While the faces have changed, the traditions are still alive and thriving under the tattered and torn awnings. The same pallet tables and scales still exist as they did so many years ago with just new hands doing the work.
When he first explored this project, Mark wanted to create beautiful black and white images that could stand the passage of time for his portfolio. Mark shares that while the project fulfilled his original goal, he felt it was incomplete, hence his return.
When approaching this project, Mark made a promise to himself to be open to whatever obstacles might come his way. He tells us how his biggest challenge is often the anxiety and potential rejection when wanting to connect with strangers for his projects. It’s not easy to get someone to open up about their life, but Mark knew he had to strike up a meaningful conversation if he wanted to capture images that allow the subject’s personality to shine through. Fortunately, many people were friendly and eager to chat when he revisited the marketplace.
Honestly, the one thing that truly surprised me was how receptive everyone was. I mean, I really don’t remember it being this easy the first time around, twenty years earlier.
Mark tells us how he had the chance to ‘meat’ and shoot Harry Crimi Jr., from the famous Cappuccio’s Meats, which has been owned by his family since 1920. With a lifetime of memories at 91-years-old, Harry Crimi Sr., who Mark met and photographed twenty years back, made the decision to pass down the shop to his son Harry Jr., who spent much of his childhood helping his father at work.

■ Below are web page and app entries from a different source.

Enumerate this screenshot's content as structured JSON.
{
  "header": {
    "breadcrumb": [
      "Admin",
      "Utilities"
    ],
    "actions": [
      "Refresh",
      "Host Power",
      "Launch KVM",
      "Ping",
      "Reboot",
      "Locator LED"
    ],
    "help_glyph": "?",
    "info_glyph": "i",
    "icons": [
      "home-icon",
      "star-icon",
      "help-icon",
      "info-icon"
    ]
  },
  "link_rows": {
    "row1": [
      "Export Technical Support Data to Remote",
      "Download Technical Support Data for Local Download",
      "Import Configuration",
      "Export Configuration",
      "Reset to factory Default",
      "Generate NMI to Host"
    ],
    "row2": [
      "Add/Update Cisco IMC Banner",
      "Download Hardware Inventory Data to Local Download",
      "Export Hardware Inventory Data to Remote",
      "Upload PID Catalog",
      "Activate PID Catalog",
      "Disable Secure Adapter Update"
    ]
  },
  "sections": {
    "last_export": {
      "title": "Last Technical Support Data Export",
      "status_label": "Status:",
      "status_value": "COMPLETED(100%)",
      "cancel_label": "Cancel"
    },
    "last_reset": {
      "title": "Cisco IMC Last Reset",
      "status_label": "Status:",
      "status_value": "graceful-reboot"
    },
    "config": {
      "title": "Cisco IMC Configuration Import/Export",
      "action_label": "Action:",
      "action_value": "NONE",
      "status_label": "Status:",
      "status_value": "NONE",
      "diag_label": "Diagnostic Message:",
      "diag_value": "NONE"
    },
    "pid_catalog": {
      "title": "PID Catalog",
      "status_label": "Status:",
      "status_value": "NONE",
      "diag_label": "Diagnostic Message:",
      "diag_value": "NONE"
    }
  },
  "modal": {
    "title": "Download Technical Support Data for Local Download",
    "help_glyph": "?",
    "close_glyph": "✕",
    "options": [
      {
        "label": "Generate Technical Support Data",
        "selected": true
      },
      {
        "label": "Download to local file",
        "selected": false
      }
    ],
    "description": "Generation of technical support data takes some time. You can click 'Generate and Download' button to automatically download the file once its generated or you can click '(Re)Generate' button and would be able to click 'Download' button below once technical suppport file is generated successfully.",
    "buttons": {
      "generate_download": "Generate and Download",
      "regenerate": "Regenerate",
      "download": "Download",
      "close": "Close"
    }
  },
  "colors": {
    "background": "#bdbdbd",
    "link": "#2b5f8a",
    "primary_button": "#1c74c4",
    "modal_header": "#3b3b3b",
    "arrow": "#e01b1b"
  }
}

Decades of tradition is what Mark wanted to convey through this project, and this example shows how he was able to accomplish that.

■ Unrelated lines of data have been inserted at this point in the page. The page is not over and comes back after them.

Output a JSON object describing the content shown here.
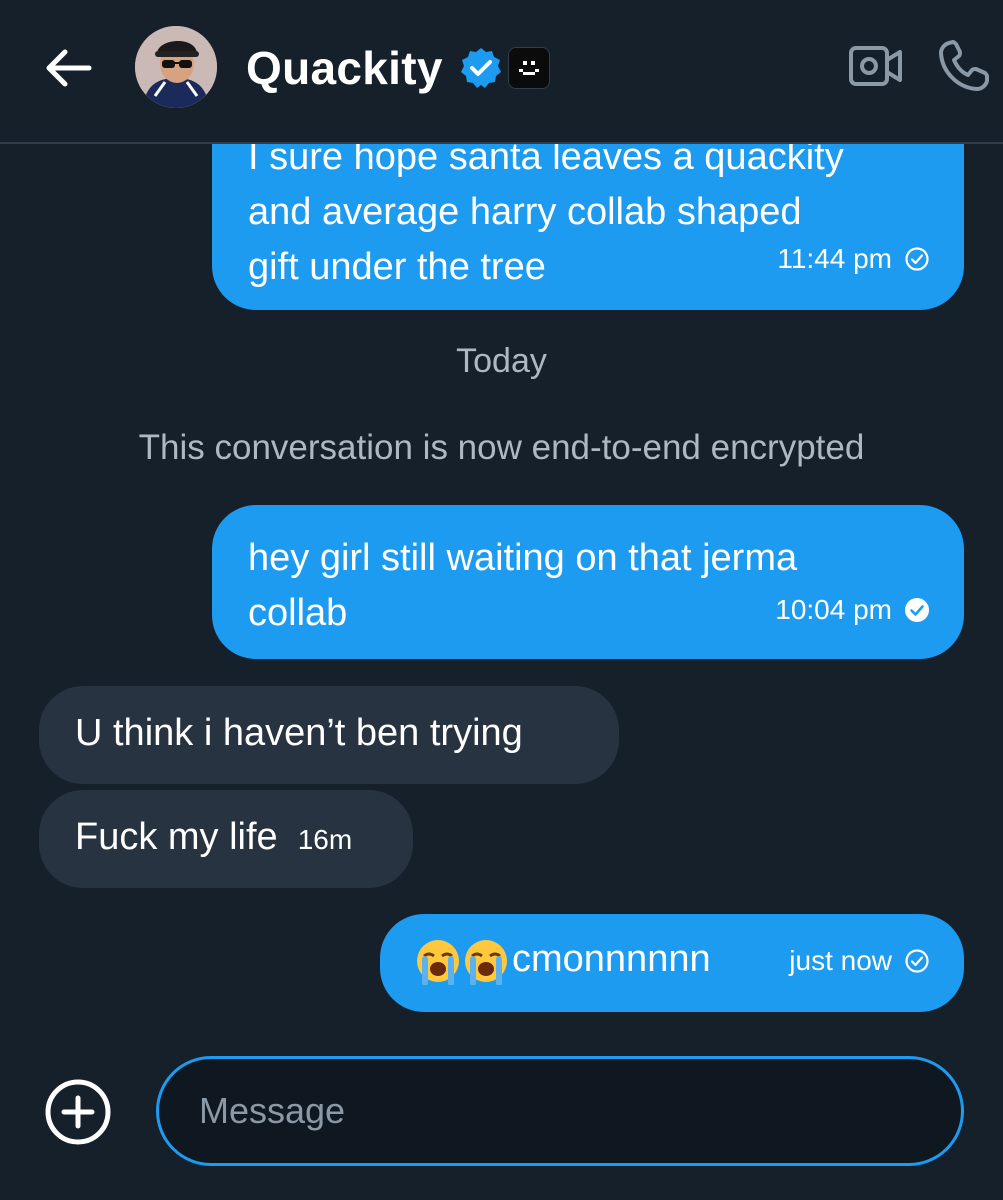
{
  "header": {
    "contact_name": "Quackity"
  },
  "messages": [
    {
      "id": "m1",
      "direction": "sent",
      "line1": "I sure hope santa leaves a quackity",
      "line2": "and average harry collab shaped",
      "line3": "gift under the tree",
      "time": "11:44 pm",
      "status": "sent"
    },
    {
      "id": "m2",
      "direction": "sent",
      "line1": "hey girl still waiting on that jerma",
      "line2": "collab",
      "time": "10:04 pm",
      "status": "read"
    },
    {
      "id": "m3",
      "direction": "received",
      "text": "U think i haven’t ben trying"
    },
    {
      "id": "m4",
      "direction": "received",
      "text": "Fuck my life",
      "time": "16m"
    },
    {
      "id": "m5",
      "direction": "sent",
      "emoji": "😭😭",
      "text": "cmonnnnnn",
      "time": "just now",
      "status": "sent"
    }
  ],
  "day_separator": "Today",
  "encryption_notice": "This conversation is now end-to-end encrypted",
  "composer": {
    "placeholder": "Message"
  },
  "colors": {
    "background": "#15202b",
    "sent_bubble": "#1d9bf0",
    "received_bubble": "#273340",
    "muted_text": "#aeb8c2",
    "accent": "#1d9bf0"
  },
  "icons": {
    "back": "arrow-left-icon",
    "verified": "verified-badge-icon",
    "affiliate": "affiliate-badge-icon",
    "video": "video-call-icon",
    "phone": "phone-icon",
    "add": "plus-circle-icon",
    "status_sent": "check-circle-outline-icon",
    "status_read": "check-circle-filled-icon"
  }
}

After completing the assignment, per usual, Mark shared the images via his website and his social media platforms including LinkedIn, Facebook, Twitter, and Instagram. The reactions have been nothing short of terrific, as several art directors and designers have gone out of their way to compliment him on the finished creation.

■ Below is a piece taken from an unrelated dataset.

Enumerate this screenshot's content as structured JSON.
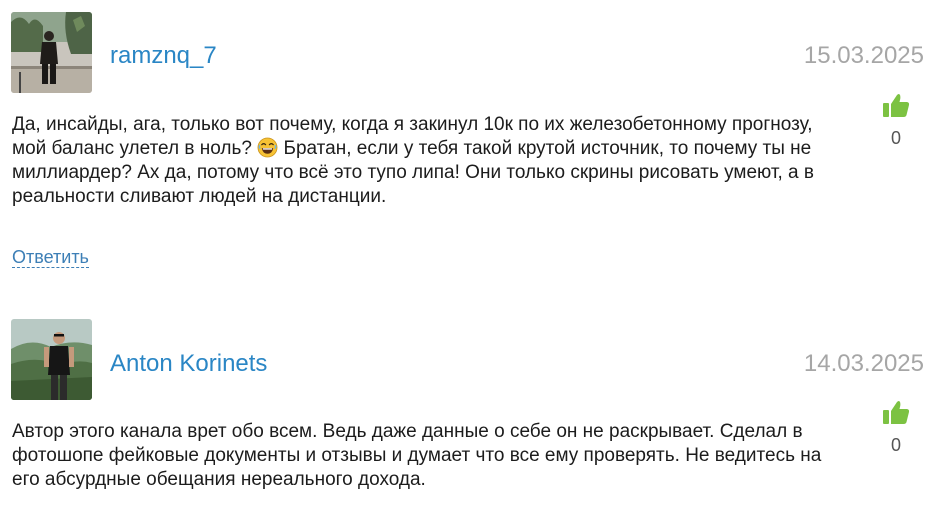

I was having dinner with a photographer friend from California who I highly admire one night in Nashville, and out of the blue amidst our conversation he says to me, “Those images from Philly! Wow! That treatment just blew me away.” That made me feel like I had conveyed what I was trying to say.
Since the Italian Market is owned and passed down amongst generations of families, it gives Mark the opportunity to continue adding to this project, and he feels there are definitely more stories to be told. During his first visit, he took photos of two brothers who had worked in the market since the young age of twelve. Harry Crimi informed Mark that the brothers have since passed, but their sister is still around. Given a chance, Mark would love to meet her and share the photos and story of meeting her siblings twenty years ago. Being able to include other family members in this ongoing project would be icing on the cake for Mark as he continues to document the people behind Philadelphia’s Italian Market.
See more of Mark at markboughtonphotography.com!